Stella Prize 2021 Longlist Predictions

The Stella Prize 2021 longlist will be announced tomorrow night (tune in here).

Unlike the judges, I’ve only read a dozen or so eligible books but I’m aware of a bunch that keep crossing my radar. On that rather flimsy basis, I’m predicting the longlist*. Continue reading

Six Degrees of Separation – from Margaret to The Mussel Feast

It’s time for #6degrees. Start at the same place as other wonderful readers, add six books, and see where you end up.

This month we begin with Are You There, God? It’s Me, Margaret by Judy Blume. Continue reading

The Yield by Tara June Winch

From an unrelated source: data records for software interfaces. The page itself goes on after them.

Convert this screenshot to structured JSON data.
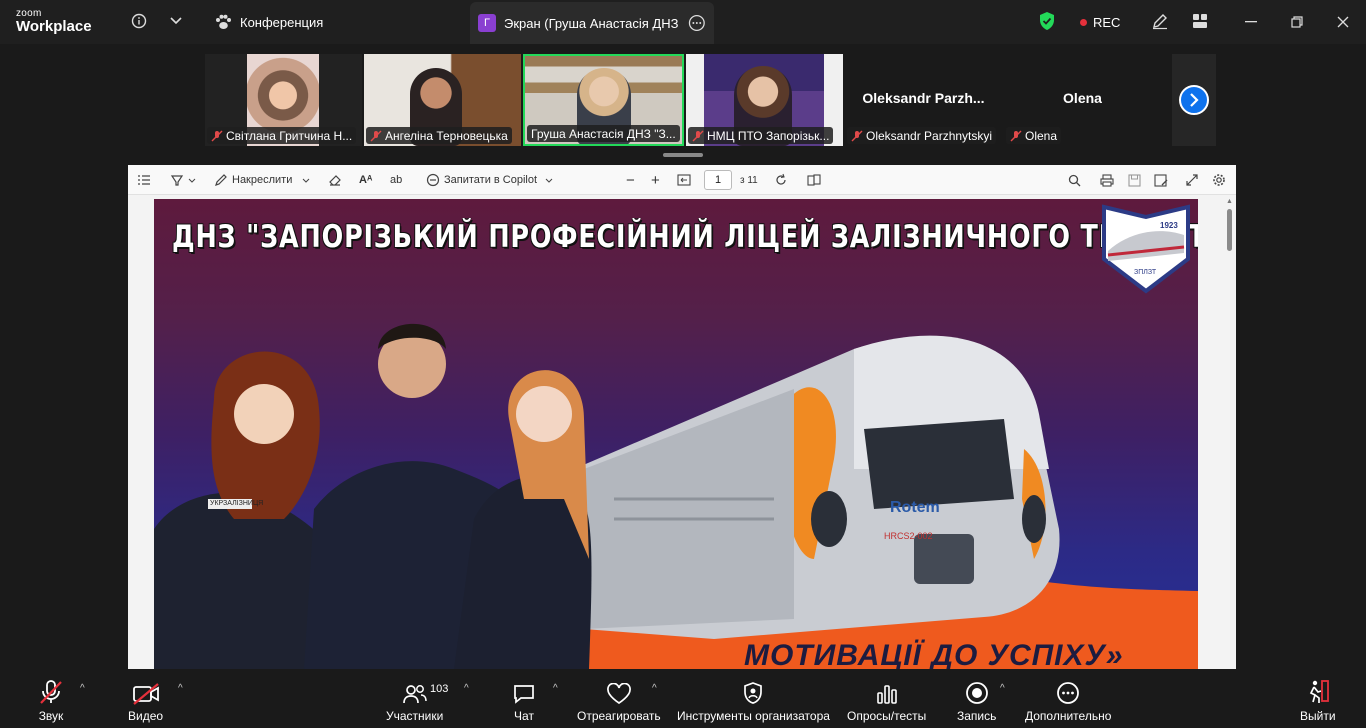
{
  "app": {
    "logo_line1": "zoom",
    "logo_line2": "Workplace"
  },
  "tabs": {
    "conference_label": "Конференция",
    "screen_badge": "Г",
    "screen_label": "Экран (Груша Анастасія ДНЗ \"Запорізький професійний ліцей залізничного транспорту\")"
  },
  "status": {
    "rec_label": "REC"
  },
  "participants": [
    {
      "name": "Світлана Гритчина Н...",
      "muted": true
    },
    {
      "name": "Ангеліна Терновецька",
      "muted": true
    },
    {
      "name": "Груша Анастасія ДНЗ \"З...",
      "muted": false,
      "active": true
    },
    {
      "name": "НМЦ ПТО Запорізьк...",
      "muted": true
    },
    {
      "name": "Oleksandr Parzhnytskyi",
      "display": "Oleksandr  Parzh...",
      "muted": true
    },
    {
      "name": "Olena",
      "display": "Olena",
      "muted": true
    }
  ],
  "viewer": {
    "draw_label": "Накреслити",
    "copilot_label": "Запитати в Copilot",
    "page_current": "1",
    "page_total": "з 11",
    "slide_title": "ДНЗ \"ЗАПОРІЗЬКИЙ ПРОФЕСІЙНИЙ ЛІЦЕЙ ЗАЛІЗНИЧНОГО ТРАНСПОРТУ\"",
    "slide_bottom_text": "МОТИВАЦІЇ ДО УСПІХУ»",
    "emblem_year": "1923",
    "emblem_abbr": "ЗПЛЗТ",
    "train_brand": "Rotem",
    "train_code": "HRCS2-002",
    "patch_text": "УКРЗАЛІЗНИЦЯ"
  },
  "controls": {
    "audio": "Звук",
    "video": "Видео",
    "participants": "Участники",
    "participants_count": "103",
    "chat": "Чат",
    "react": "Отреагировать",
    "host_tools": "Инструменты организатора",
    "polls": "Опросы/тесты",
    "record": "Запись",
    "more": "Дополнительно",
    "leave": "Выйти"
  },
  "colors": {
    "accent": "#0e72ed",
    "active_border": "#23d959",
    "rec": "#e5303b",
    "shield": "#23d959"
  }
}
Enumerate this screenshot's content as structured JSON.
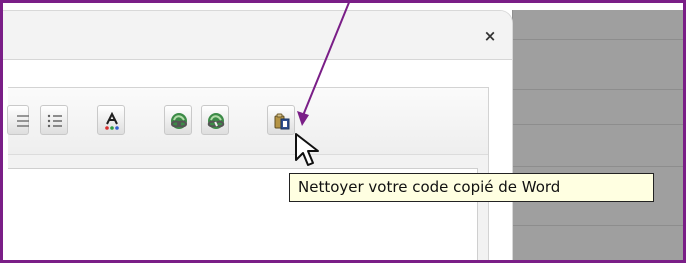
{
  "dialog": {
    "close_label": "×"
  },
  "toolbar": {
    "buttons": [
      {
        "name": "bullet-list-partial",
        "icon": "list-icon"
      },
      {
        "name": "bullet-list",
        "icon": "list-icon"
      },
      {
        "name": "text-color",
        "icon": "text-color-icon"
      },
      {
        "name": "insert-link",
        "icon": "link-icon"
      },
      {
        "name": "remove-link",
        "icon": "unlink-icon"
      },
      {
        "name": "paste-from-word",
        "icon": "paste-word-icon"
      }
    ]
  },
  "tooltip": {
    "text": "Nettoyer votre code copié de Word"
  },
  "colors": {
    "annotation": "#7a1e87",
    "tooltip_background": "#ffffe1",
    "toolbar_background": "#f2f2f2"
  }
}
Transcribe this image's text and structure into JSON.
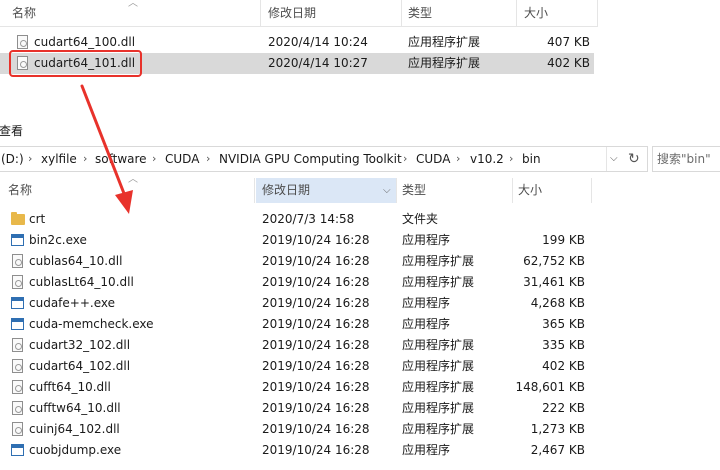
{
  "top_explorer": {
    "columns": {
      "name": "名称",
      "date": "修改日期",
      "type": "类型",
      "size": "大小"
    },
    "rows": [
      {
        "name": "cudart64_100.dll",
        "date": "2020/4/14 10:24",
        "type": "应用程序扩展",
        "size": "407 KB",
        "icon": "dll-file-icon",
        "selected": false
      },
      {
        "name": "cudart64_101.dll",
        "date": "2020/4/14 10:27",
        "type": "应用程序扩展",
        "size": "402 KB",
        "icon": "dll-file-icon",
        "selected": true
      }
    ]
  },
  "ribbon": {
    "view_label": "查看"
  },
  "address": {
    "prefix": "(D:)",
    "crumbs": [
      "xylfile",
      "software",
      "CUDA",
      "NVIDIA GPU Computing Toolkit",
      "CUDA",
      "v10.2",
      "bin"
    ],
    "search_placeholder": "搜索\"bin\""
  },
  "main_list": {
    "columns": {
      "name": "名称",
      "date": "修改日期",
      "type": "类型",
      "size": "大小"
    },
    "rows": [
      {
        "name": "crt",
        "date": "2020/7/3 14:58",
        "type": "文件夹",
        "size": "",
        "icon": "folder-icon"
      },
      {
        "name": "bin2c.exe",
        "date": "2019/10/24 16:28",
        "type": "应用程序",
        "size": "199 KB",
        "icon": "exe-icon"
      },
      {
        "name": "cublas64_10.dll",
        "date": "2019/10/24 16:28",
        "type": "应用程序扩展",
        "size": "62,752 KB",
        "icon": "dll-file-icon"
      },
      {
        "name": "cublasLt64_10.dll",
        "date": "2019/10/24 16:28",
        "type": "应用程序扩展",
        "size": "31,461 KB",
        "icon": "dll-file-icon"
      },
      {
        "name": "cudafe++.exe",
        "date": "2019/10/24 16:28",
        "type": "应用程序",
        "size": "4,268 KB",
        "icon": "exe-icon"
      },
      {
        "name": "cuda-memcheck.exe",
        "date": "2019/10/24 16:28",
        "type": "应用程序",
        "size": "365 KB",
        "icon": "exe-icon"
      },
      {
        "name": "cudart32_102.dll",
        "date": "2019/10/24 16:28",
        "type": "应用程序扩展",
        "size": "335 KB",
        "icon": "dll-file-icon"
      },
      {
        "name": "cudart64_102.dll",
        "date": "2019/10/24 16:28",
        "type": "应用程序扩展",
        "size": "402 KB",
        "icon": "dll-file-icon"
      },
      {
        "name": "cufft64_10.dll",
        "date": "2019/10/24 16:28",
        "type": "应用程序扩展",
        "size": "148,601 KB",
        "icon": "dll-file-icon"
      },
      {
        "name": "cufftw64_10.dll",
        "date": "2019/10/24 16:28",
        "type": "应用程序扩展",
        "size": "222 KB",
        "icon": "dll-file-icon"
      },
      {
        "name": "cuinj64_102.dll",
        "date": "2019/10/24 16:28",
        "type": "应用程序扩展",
        "size": "1,273 KB",
        "icon": "dll-file-icon"
      },
      {
        "name": "cuobjdump.exe",
        "date": "2019/10/24 16:28",
        "type": "应用程序",
        "size": "2,467 KB",
        "icon": "exe-icon"
      }
    ]
  },
  "colors": {
    "annotation_red": "#e8322b",
    "selected_row": "#d9d9d9",
    "sorted_header": "#dbe7f6"
  }
}
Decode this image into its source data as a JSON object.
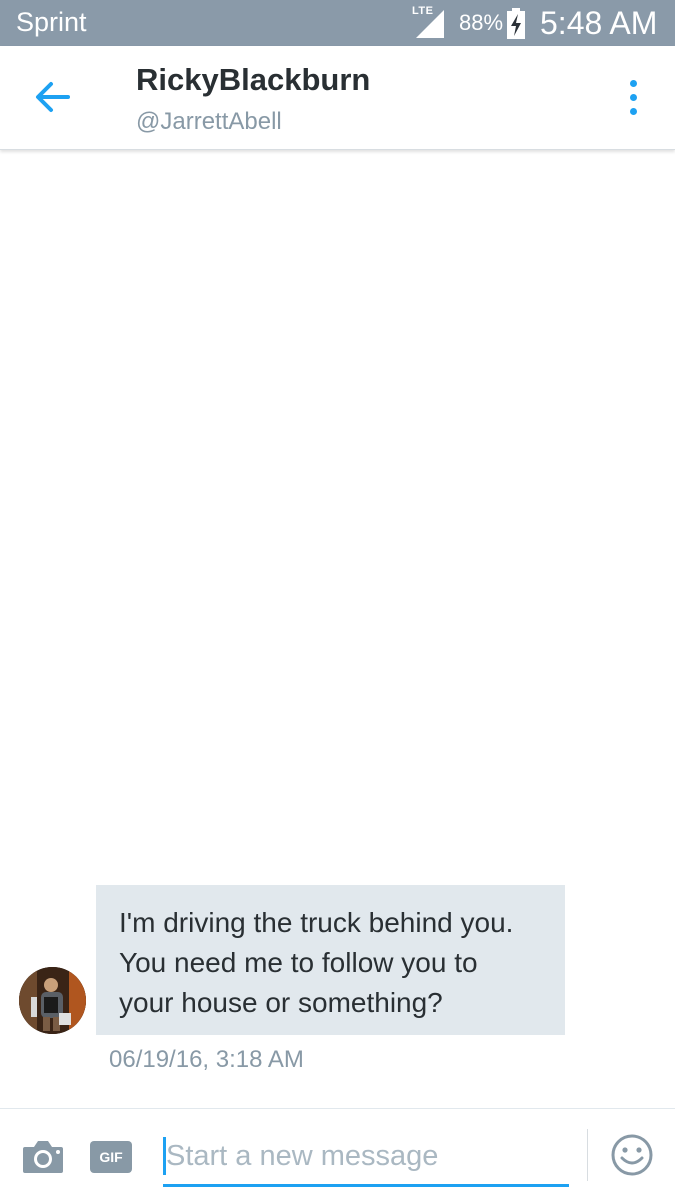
{
  "status_bar": {
    "carrier": "Sprint",
    "network": "LTE",
    "battery": "88%",
    "time": "5:48 AM",
    "icons": [
      "signal-icon",
      "battery-charging-icon"
    ]
  },
  "header": {
    "name": "RickyBlackburn",
    "handle": "@JarrettAbell",
    "icons": [
      "back-arrow-icon",
      "more-vertical-icon"
    ]
  },
  "conversation": {
    "messages": [
      {
        "text": "I'm driving the truck behind you.\nYou need me to follow you to\nyour house or something?",
        "timestamp": "06/19/16, 3:18 AM"
      }
    ]
  },
  "compose": {
    "placeholder": "Start a new message",
    "gif_label": "GIF",
    "icons": [
      "camera-icon",
      "emoji-icon"
    ]
  },
  "colors": {
    "accent": "#1da1f2",
    "status_bar": "#8a9aa9",
    "bubble": "#e1e8ed",
    "muted_text": "#8899a6"
  }
}
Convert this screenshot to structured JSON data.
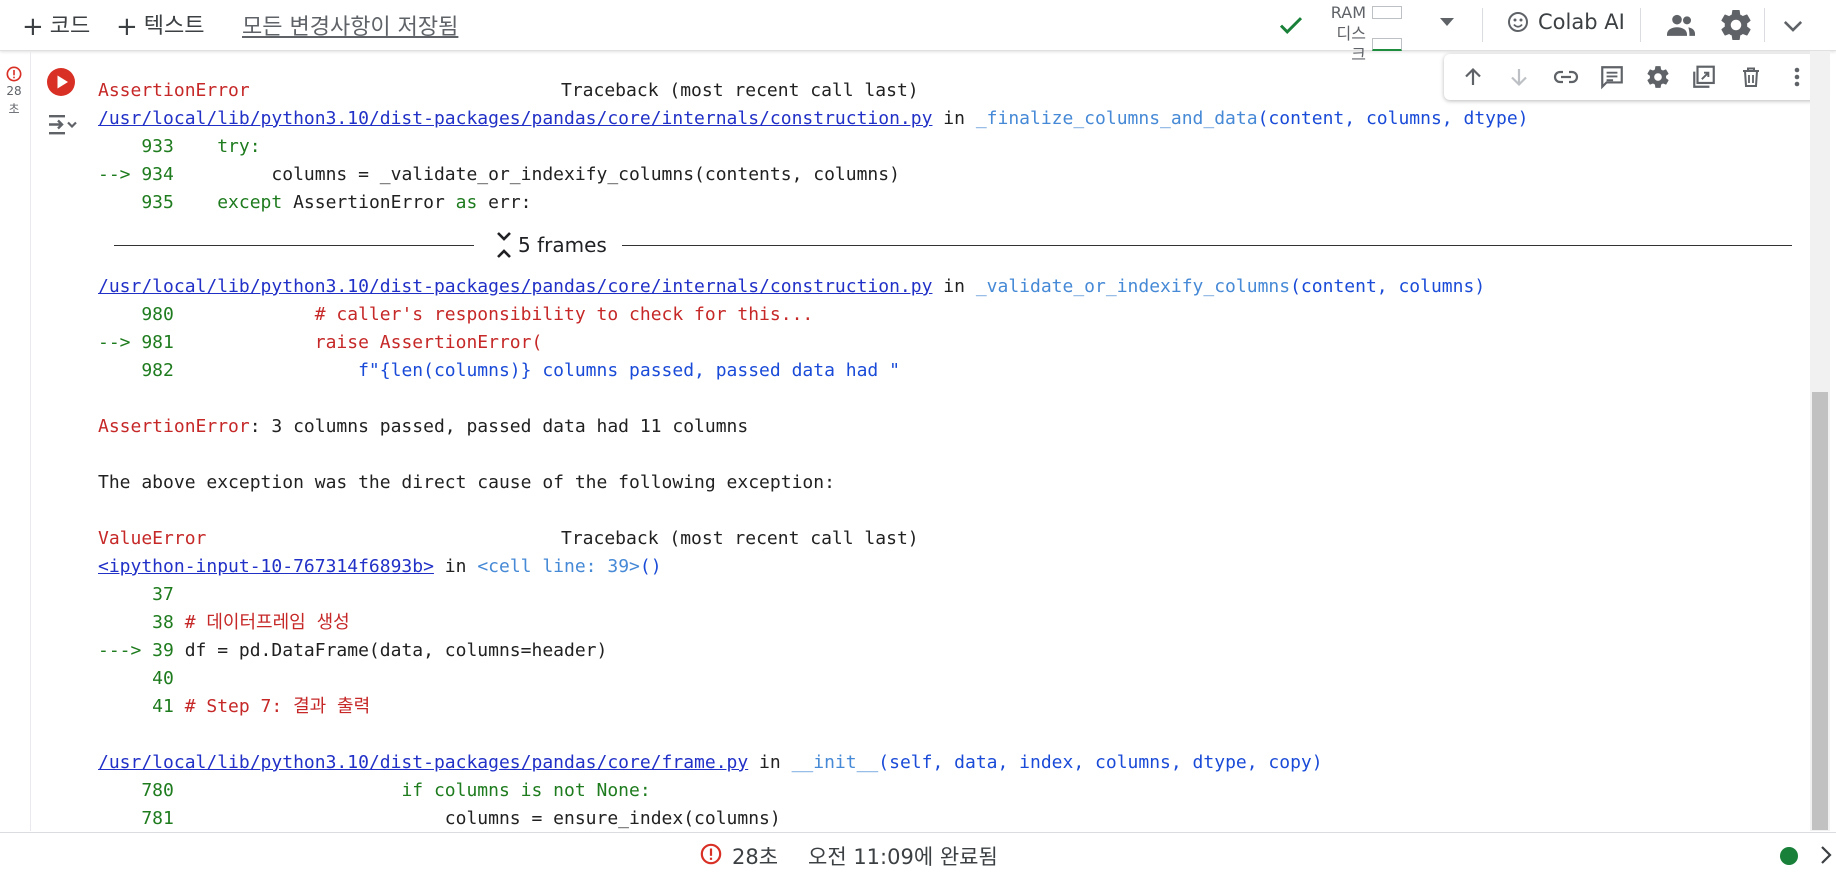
{
  "toolbar": {
    "add_code_label": "코드",
    "add_text_label": "텍스트",
    "save_status": "모든 변경사항이 저장됨",
    "ram_label": "RAM",
    "disk_label": "디스크",
    "colab_ai_label": "Colab AI"
  },
  "gutter": {
    "exec_time_num": "28",
    "exec_time_unit": "초"
  },
  "output": {
    "tb1_exception": "AssertionError",
    "tb1_header": "Traceback (most recent call last)",
    "tb1_file_link": "/usr/local/lib/python3.10/dist-packages/pandas/core/internals/construction.py",
    "tb1_in": " in ",
    "tb1_func": "_finalize_columns_and_data",
    "tb1_args": "(content, columns, dtype)",
    "l933_num": "    933 ",
    "l933_code": "   try:",
    "l934_arrow": "--> 934 ",
    "l934_code": "        columns = _validate_or_indexify_columns(contents, columns)",
    "l935_num": "    935 ",
    "l935_kw": "   except",
    "l935_code": " AssertionError ",
    "l935_as": "as",
    "l935_rest": " err:",
    "frames_label": "5 frames",
    "tb2_file_link": "/usr/local/lib/python3.10/dist-packages/pandas/core/internals/construction.py",
    "tb2_in": " in ",
    "tb2_func": "_validate_or_indexify_columns",
    "tb2_args": "(content, columns)",
    "l980_num": "    980 ",
    "l980_code": "            # caller's responsibility to check for this...",
    "l981_arrow": "--> 981 ",
    "l981_code": "            raise AssertionError(",
    "l982_num": "    982 ",
    "l982_code": "                f\"{len(columns)} columns passed, passed data had \"",
    "assert_name": "AssertionError",
    "assert_msg": ": 3 columns passed, passed data had 11 columns",
    "cause_msg": "The above exception was the direct cause of the following exception:",
    "tb3_exception": "ValueError",
    "tb3_header": "Traceback (most recent call last)",
    "tb3_link": "<ipython-input-10-767314f6893b>",
    "tb3_in": " in ",
    "tb3_cell": "<cell line: 39>",
    "tb3_paren": "()",
    "l37_num": "     37 ",
    "l38_num": "     38 ",
    "l38_code": "# 데이터프레임 생성",
    "l39_arrow": "---> 39 ",
    "l39_code": "df = pd.DataFrame(data, columns=header)",
    "l40_num": "     40 ",
    "l41_num": "     41 ",
    "l41_code": "# Step 7: 결과 출력",
    "tb4_file_link": "/usr/local/lib/python3.10/dist-packages/pandas/core/frame.py",
    "tb4_in": " in ",
    "tb4_func": "__init__",
    "tb4_args": "(self, data, index, columns, dtype, copy)",
    "l780_num": "    780 ",
    "l780_code": "                    if columns is not None:",
    "l781_num": "    781 ",
    "l781_code": "                        columns = ensure_index(columns)"
  },
  "statusbar": {
    "exec_time": "28초",
    "completed": "오전 11:09에 완료됨"
  },
  "colors": {
    "error_red": "#d93025",
    "ok_green": "#188038",
    "link_blue": "#2130c7"
  }
}
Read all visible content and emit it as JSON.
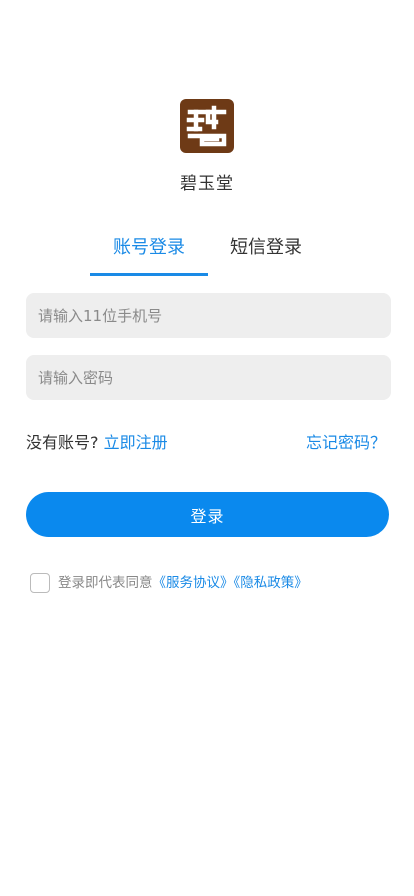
{
  "app": {
    "name": "碧玉堂",
    "logo_icon": "seal-logo-icon",
    "logo_color": "#6e3a16"
  },
  "tabs": [
    {
      "label": "账号登录",
      "active": true
    },
    {
      "label": "短信登录",
      "active": false
    }
  ],
  "form": {
    "phone_placeholder": "请输入11位手机号",
    "phone_value": "",
    "password_placeholder": "请输入密码",
    "password_value": ""
  },
  "links": {
    "no_account_text": "没有账号?",
    "register_label": "立即注册",
    "forgot_label": "忘记密码？"
  },
  "login_button_label": "登录",
  "agreement": {
    "checked": false,
    "prefix": "登录即代表同意",
    "service_link": "《服务协议》",
    "privacy_link": "《隐私政策》"
  },
  "colors": {
    "accent": "#1a8ae6",
    "button": "#0a89ee",
    "input_bg": "#eeeeee"
  }
}
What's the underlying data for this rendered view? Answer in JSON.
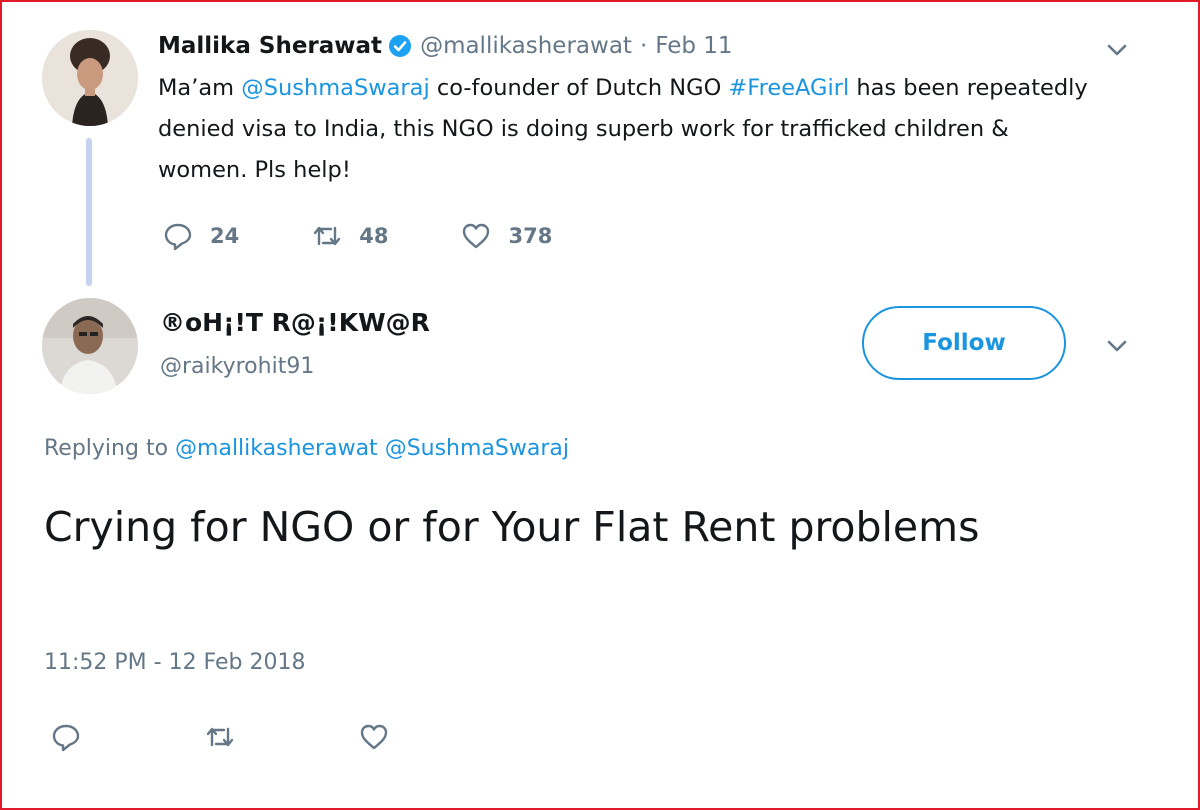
{
  "tweet1": {
    "name": "Mallika Sherawat",
    "handle": "@mallikasherawat",
    "separator": "·",
    "date": "Feb 11",
    "text_parts": {
      "p1": "Ma’am ",
      "mention": "@SushmaSwaraj",
      "p2": " co-founder of Dutch NGO ",
      "hashtag": "#FreeAGirl",
      "p3": " has been repeatedly denied visa to India, this NGO is doing superb work for trafficked children & women. Pls help!"
    },
    "replies": "24",
    "retweets": "48",
    "likes": "378"
  },
  "tweet2": {
    "name": "®oH¡!T R@¡!KW@R",
    "handle": "@raikyrohit91",
    "follow_label": "Follow",
    "replying_label": "Replying to",
    "replying_to": [
      "@mallikasherawat",
      "@SushmaSwaraj"
    ],
    "text": "Crying for NGO or for Your Flat Rent problems",
    "timestamp": "11:52 PM - 12 Feb 2018"
  },
  "colors": {
    "link": "#1b95e0",
    "secondary_text": "#657786",
    "frame_border": "#e0192b",
    "thread_line": "#c6d2f0"
  },
  "icons": {
    "verified": "verified-badge-icon",
    "reply": "reply-icon",
    "retweet": "retweet-icon",
    "like": "heart-icon",
    "menu": "chevron-down-icon"
  }
}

Where to start with this big story, plump with important themes, lush language, and rich history? No review that I will do of Tara June Winch’s novel, The Yield, will capture all the elements of this book, so instead I will focus on the two parts that drew me in – the experience of grief, and the meaning of words. Continue reading

The Weekend by Charlotte Wood

When I was sixteen, I visited my grandma one afternoon and, on arriving at her house, found her in tears. The last of the ‘Old Girls’ had died. The ‘Old Girls’ were her life-long friends – a group of women who had met during the War and stayed close for decades. They always referred to themselves as the ‘Old Girls’, even when they were young women. And so suddenly, my grandma was the last Old Girl. It was deeply shocking for me because, until that moment, I had never really thought about friends dying.

This is the subject of Charlotte Wood’s novel, The Weekend. Three friends in their seventies gather for a last weekend at the holiday home of their mutual friend, Sylvie, who has recently died. There’s former restaurateur Jude, organised and bossy; Wendy, an acclaimed intellectual, who continues to write; and beautiful, flighty Adele, a renowned actress whose work has dwindled to almost nothing.  Over the course of the weekend, the dynamics of their relationships are revealed, and the absence of Sylvie felt.

This was something nobody talked about: how death could make you petty. And how you had to find a new arrangement among your friends, shuffling around the gap of the lost one, all of you suddenly mystified by how to be with one another. Continue reading